* _GOAL OF THE EXERCISE_: A verbatim copy of all the data is required, minus any images.

[Dataset rows describing interfaces]
#####
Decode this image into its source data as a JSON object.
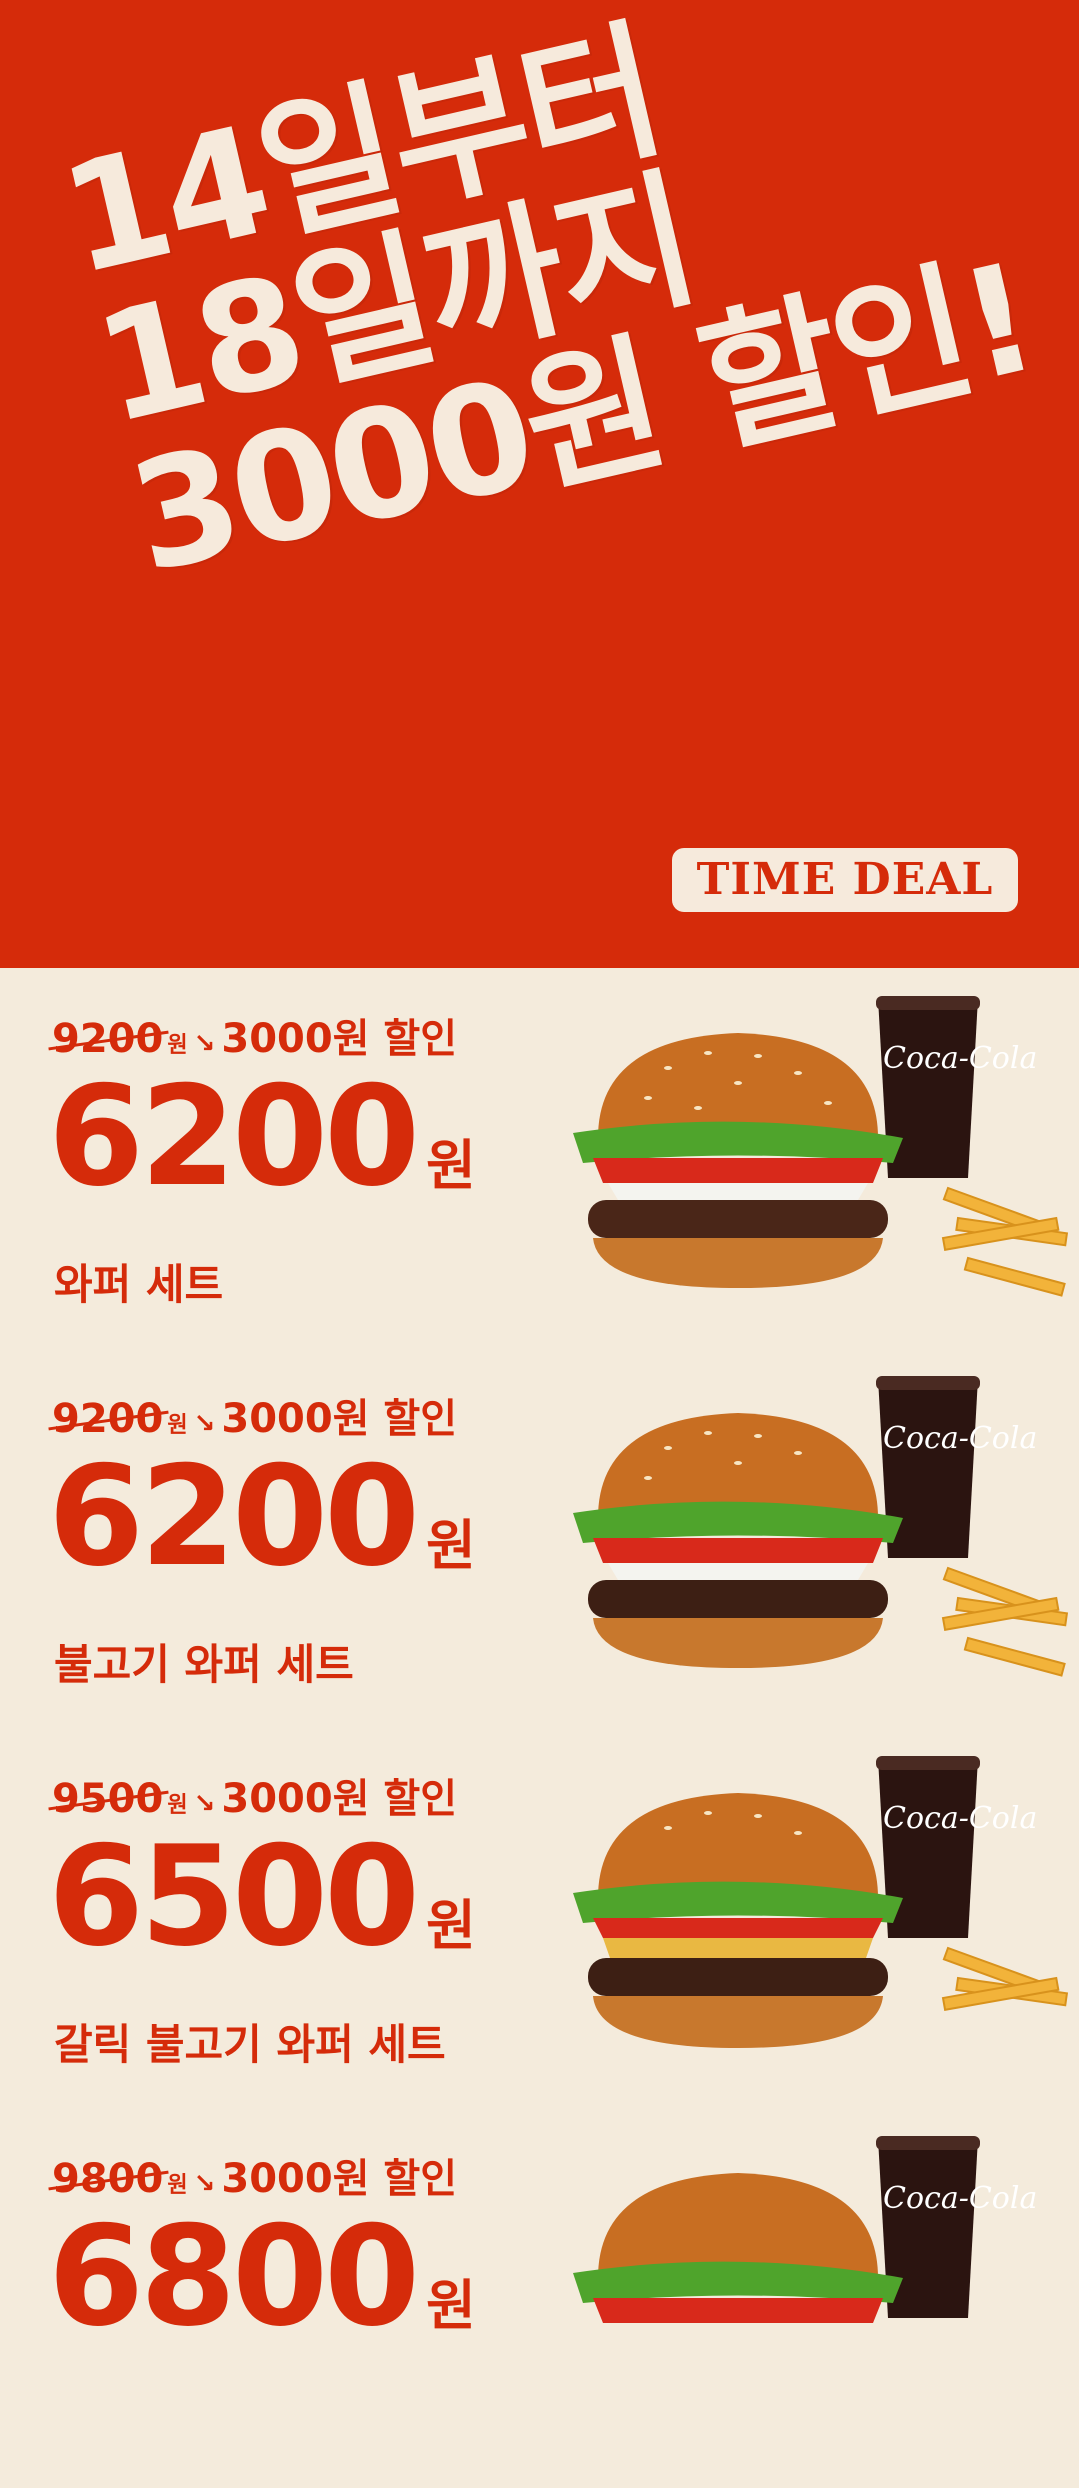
{
  "hero": {
    "headline": [
      "14일부터",
      "18일까지",
      "3000원 할인!"
    ],
    "badge": "TIME DEAL",
    "colors": {
      "background": "#d52b0a",
      "text": "#f6eadc"
    }
  },
  "deals": [
    {
      "original_price": "9200",
      "won_small": "원",
      "discount": "3000원 할인",
      "price": "6200",
      "won": "원",
      "name": "와퍼 세트"
    },
    {
      "original_price": "9200",
      "won_small": "원",
      "discount": "3000원 할인",
      "price": "6200",
      "won": "원",
      "name": "불고기 와퍼 세트"
    },
    {
      "original_price": "9500",
      "won_small": "원",
      "discount": "3000원 할인",
      "price": "6500",
      "won": "원",
      "name": "갈릭 불고기 와퍼 세트"
    },
    {
      "original_price": "9800",
      "won_small": "원",
      "discount": "3000원 할인",
      "price": "6800",
      "won": "원",
      "name": ""
    }
  ],
  "colors": {
    "accent": "#d52b0a",
    "cream": "#f4ebdc"
  },
  "icons": {
    "arrow": "arrow-down-right-icon",
    "image": "burger-set-image"
  }
}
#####
* _REPLY_:
Decode this image into its source data as a JSON object.
{
  "hero": {
    "headline": [
      "14일부터",
      "18일까지",
      "3000원 할인!"
    ],
    "badge": "TIME DEAL",
    "colors": {
      "background": "#d52b0a",
      "text": "#f6eadc"
    }
  },
  "deals": [
    {
      "original_price": "9200",
      "won_small": "원",
      "discount": "3000원 할인",
      "price": "6200",
      "won": "원",
      "name": "와퍼 세트"
    },
    {
      "original_price": "9200",
      "won_small": "원",
      "discount": "3000원 할인",
      "price": "6200",
      "won": "원",
      "name": "불고기 와퍼 세트"
    },
    {
      "original_price": "9500",
      "won_small": "원",
      "discount": "3000원 할인",
      "price": "6500",
      "won": "원",
      "name": "갈릭 불고기 와퍼 세트"
    },
    {
      "original_price": "9800",
      "won_small": "원",
      "discount": "3000원 할인",
      "price": "6800",
      "won": "원",
      "name": ""
    }
  ],
  "colors": {
    "accent": "#d52b0a",
    "cream": "#f4ebdc"
  },
  "icons": {
    "arrow": "arrow-down-right-icon",
    "image": "burger-set-image"
  }
}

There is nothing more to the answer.